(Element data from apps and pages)
^^^^^^^^

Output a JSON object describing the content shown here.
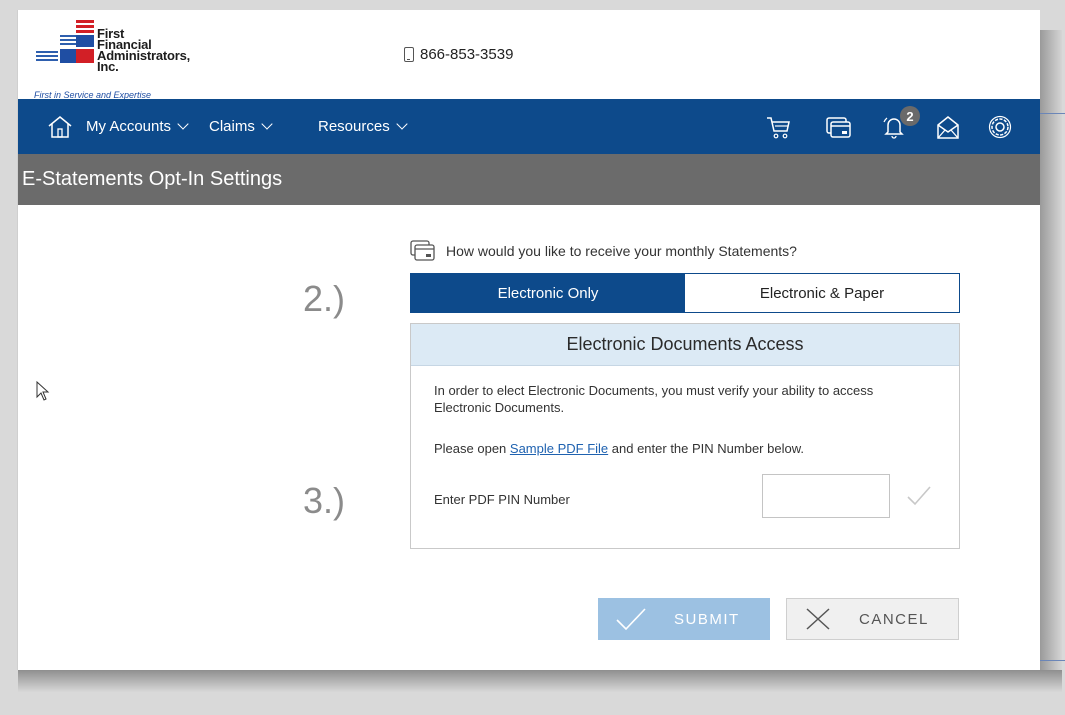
{
  "header": {
    "logo_text_lines": [
      "First",
      "Financial",
      "Administrators,",
      "Inc."
    ],
    "tagline": "First in Service and Expertise",
    "phone": "866-853-3539"
  },
  "nav": {
    "items": [
      {
        "label": "My Accounts"
      },
      {
        "label": "Claims"
      },
      {
        "label": "Resources"
      }
    ],
    "notification_count": "2",
    "icons": [
      "home-icon",
      "cart-icon",
      "card-icon",
      "bell-icon",
      "mail-icon",
      "gear-icon"
    ]
  },
  "page": {
    "title": "E-Statements Opt-In Settings",
    "question": "How would you like to receive your monthly Statements?",
    "toggle": {
      "option_1": "Electronic Only",
      "option_2": "Electronic & Paper",
      "selected": "Electronic Only"
    },
    "panel": {
      "heading": "Electronic Documents Access",
      "text1": "In order to elect Electronic Documents, you must verify your ability to access Electronic Documents.",
      "text2_prefix": "Please open ",
      "text2_link": "Sample PDF File",
      "text2_suffix": " and enter the PIN Number below.",
      "pin_label": "Enter PDF PIN Number",
      "pin_value": ""
    },
    "steps": {
      "step2": "2.)",
      "step3": "3.)"
    },
    "buttons": {
      "submit": "SUBMIT",
      "cancel": "CANCEL"
    }
  },
  "colors": {
    "nav_blue": "#0d4a8b",
    "title_gray": "#6b6b6b",
    "panel_head": "#dceaf5",
    "submit_light_blue": "#9cc1e2",
    "link_blue": "#1f62b0"
  }
}
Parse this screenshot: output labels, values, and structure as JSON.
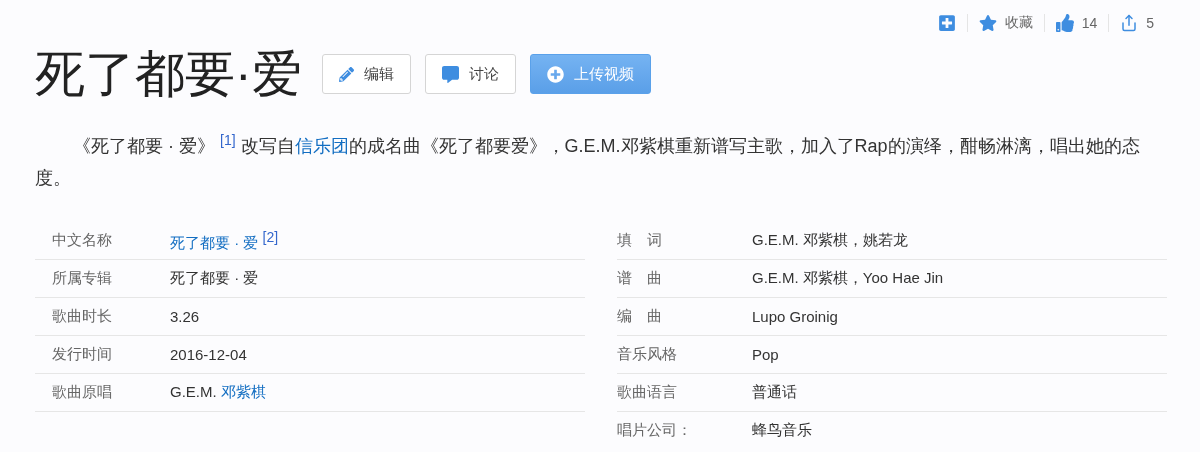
{
  "actions": [
    {
      "kind": "add"
    },
    {
      "kind": "star",
      "label": "收藏"
    },
    {
      "kind": "like",
      "label": "14"
    },
    {
      "kind": "share",
      "label": "5"
    }
  ],
  "title": "死了都要·爱",
  "buttons": [
    {
      "kind": "edit",
      "label": "编辑"
    },
    {
      "kind": "discuss",
      "label": "讨论"
    },
    {
      "kind": "upload",
      "label": "上传视频"
    }
  ],
  "intro": [
    {
      "kind": "text",
      "text": "《死了都要 · 爱》 "
    },
    {
      "kind": "ref",
      "text": "[1]"
    },
    {
      "kind": "text",
      "text": " 改写自"
    },
    {
      "kind": "link",
      "text": "信乐团"
    },
    {
      "kind": "text",
      "text": "的成名曲《死了都要爱》，G.E.M.邓紫棋重新谱写主歌，加入了Rap的演绎，酣畅淋漓，唱出她的态度。"
    }
  ],
  "info_left": [
    {
      "label": "中文名称",
      "link": "死了都要 · 爱",
      "ref": "[2]"
    },
    {
      "label": "所属专辑",
      "value": "死了都要 · 爱"
    },
    {
      "label": "歌曲时长",
      "value": "3.26"
    },
    {
      "label": "发行时间",
      "value": "2016-12-04"
    },
    {
      "label": "歌曲原唱",
      "value": "G.E.M.",
      "link": "邓紫棋"
    }
  ],
  "info_right": [
    {
      "label": "填　词",
      "value": "G.E.M. 邓紫棋，姚若龙"
    },
    {
      "label": "谱　曲",
      "value": "G.E.M. 邓紫棋，Yoo Hae Jin"
    },
    {
      "label": "编　曲",
      "value": "Lupo Groinig"
    },
    {
      "label": "音乐风格",
      "value": "Pop"
    },
    {
      "label": "歌曲语言",
      "value": "普通话"
    },
    {
      "label": "唱片公司：",
      "value": "蜂鸟音乐"
    }
  ]
}
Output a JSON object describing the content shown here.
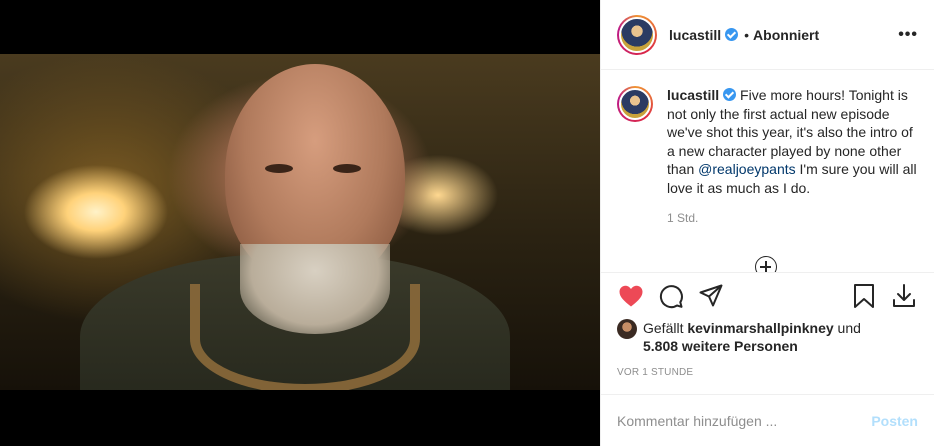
{
  "header": {
    "username": "lucastill",
    "follow_status": "Abonniert",
    "separator": "•",
    "more_glyph": "•••"
  },
  "caption": {
    "username": "lucastill",
    "text_before_mention": "Five more hours! Tonight is not only the first actual new episode we've shot this year, it's also the intro of a new character played by none other than",
    "mention": "@realjoeypants",
    "text_after_mention": "I'm sure you will all love it as much as I do.",
    "time": "1 Std."
  },
  "likes": {
    "prefix": "Gefällt",
    "liked_by": "kevinmarshallpinkney",
    "conjunction": "und",
    "others": "5.808 weitere Personen"
  },
  "date": "VOR 1 STUNDE",
  "comment": {
    "placeholder": "Kommentar hinzufügen ...",
    "post_label": "Posten"
  },
  "colors": {
    "like_red": "#ed4956",
    "verified_blue": "#3897f0",
    "post_disabled": "#b2dffc",
    "mention": "#00376b"
  },
  "icons": [
    "verified-badge-icon",
    "more-icon",
    "load-more-comments-icon",
    "heart-icon",
    "comment-icon",
    "share-icon",
    "bookmark-icon",
    "download-icon"
  ]
}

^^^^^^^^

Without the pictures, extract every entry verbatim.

> Response to this task
Output a JSON object describing the content shown here.
{
  "header": {
    "logo_text_lines": [
      "First",
      "Financial",
      "Administrators,",
      "Inc."
    ],
    "tagline": "First in Service and Expertise",
    "phone": "866-853-3539"
  },
  "nav": {
    "items": [
      {
        "label": "My Accounts"
      },
      {
        "label": "Claims"
      },
      {
        "label": "Resources"
      }
    ],
    "notification_count": "2",
    "icons": [
      "home-icon",
      "cart-icon",
      "card-icon",
      "bell-icon",
      "mail-icon",
      "gear-icon"
    ]
  },
  "page": {
    "title": "E-Statements Opt-In Settings",
    "question": "How would you like to receive your monthly Statements?",
    "toggle": {
      "option_1": "Electronic Only",
      "option_2": "Electronic & Paper",
      "selected": "Electronic Only"
    },
    "panel": {
      "heading": "Electronic Documents Access",
      "text1": "In order to elect Electronic Documents, you must verify your ability to access Electronic Documents.",
      "text2_prefix": "Please open ",
      "text2_link": "Sample PDF File",
      "text2_suffix": " and enter the PIN Number below.",
      "pin_label": "Enter PDF PIN Number",
      "pin_value": ""
    },
    "steps": {
      "step2": "2.)",
      "step3": "3.)"
    },
    "buttons": {
      "submit": "SUBMIT",
      "cancel": "CANCEL"
    }
  },
  "colors": {
    "nav_blue": "#0d4a8b",
    "title_gray": "#6b6b6b",
    "panel_head": "#dceaf5",
    "submit_light_blue": "#9cc1e2",
    "link_blue": "#1f62b0"
  }
}
Parse this screenshot: output labels, values, and structure as JSON.
{
  "actions": [
    {
      "kind": "add"
    },
    {
      "kind": "star",
      "label": "收藏"
    },
    {
      "kind": "like",
      "label": "14"
    },
    {
      "kind": "share",
      "label": "5"
    }
  ],
  "title": "死了都要·爱",
  "buttons": [
    {
      "kind": "edit",
      "label": "编辑"
    },
    {
      "kind": "discuss",
      "label": "讨论"
    },
    {
      "kind": "upload",
      "label": "上传视频"
    }
  ],
  "intro": [
    {
      "kind": "text",
      "text": "《死了都要 · 爱》 "
    },
    {
      "kind": "ref",
      "text": "[1]"
    },
    {
      "kind": "text",
      "text": " 改写自"
    },
    {
      "kind": "link",
      "text": "信乐团"
    },
    {
      "kind": "text",
      "text": "的成名曲《死了都要爱》，G.E.M.邓紫棋重新谱写主歌，加入了Rap的演绎，酣畅淋漓，唱出她的态度。"
    }
  ],
  "info_left": [
    {
      "label": "中文名称",
      "link": "死了都要 · 爱",
      "ref": "[2]"
    },
    {
      "label": "所属专辑",
      "value": "死了都要 · 爱"
    },
    {
      "label": "歌曲时长",
      "value": "3.26"
    },
    {
      "label": "发行时间",
      "value": "2016-12-04"
    },
    {
      "label": "歌曲原唱",
      "value": "G.E.M.",
      "link": "邓紫棋"
    }
  ],
  "info_right": [
    {
      "label": "填　词",
      "value": "G.E.M. 邓紫棋，姚若龙"
    },
    {
      "label": "谱　曲",
      "value": "G.E.M. 邓紫棋，Yoo Hae Jin"
    },
    {
      "label": "编　曲",
      "value": "Lupo Groinig"
    },
    {
      "label": "音乐风格",
      "value": "Pop"
    },
    {
      "label": "歌曲语言",
      "value": "普通话"
    },
    {
      "label": "唱片公司：",
      "value": "蜂鸟音乐"
    }
  ]
}
Output a JSON object describing the content shown here.
{
  "header": {
    "username": "lucastill",
    "follow_status": "Abonniert",
    "separator": "•",
    "more_glyph": "•••"
  },
  "caption": {
    "username": "lucastill",
    "text_before_mention": "Five more hours! Tonight is not only the first actual new episode we've shot this year, it's also the intro of a new character played by none other than",
    "mention": "@realjoeypants",
    "text_after_mention": "I'm sure you will all love it as much as I do.",
    "time": "1 Std."
  },
  "likes": {
    "prefix": "Gefällt",
    "liked_by": "kevinmarshallpinkney",
    "conjunction": "und",
    "others": "5.808 weitere Personen"
  },
  "date": "VOR 1 STUNDE",
  "comment": {
    "placeholder": "Kommentar hinzufügen ...",
    "post_label": "Posten"
  },
  "colors": {
    "like_red": "#ed4956",
    "verified_blue": "#3897f0",
    "post_disabled": "#b2dffc",
    "mention": "#00376b"
  },
  "icons": [
    "verified-badge-icon",
    "more-icon",
    "load-more-comments-icon",
    "heart-icon",
    "comment-icon",
    "share-icon",
    "bookmark-icon",
    "download-icon"
  ]
}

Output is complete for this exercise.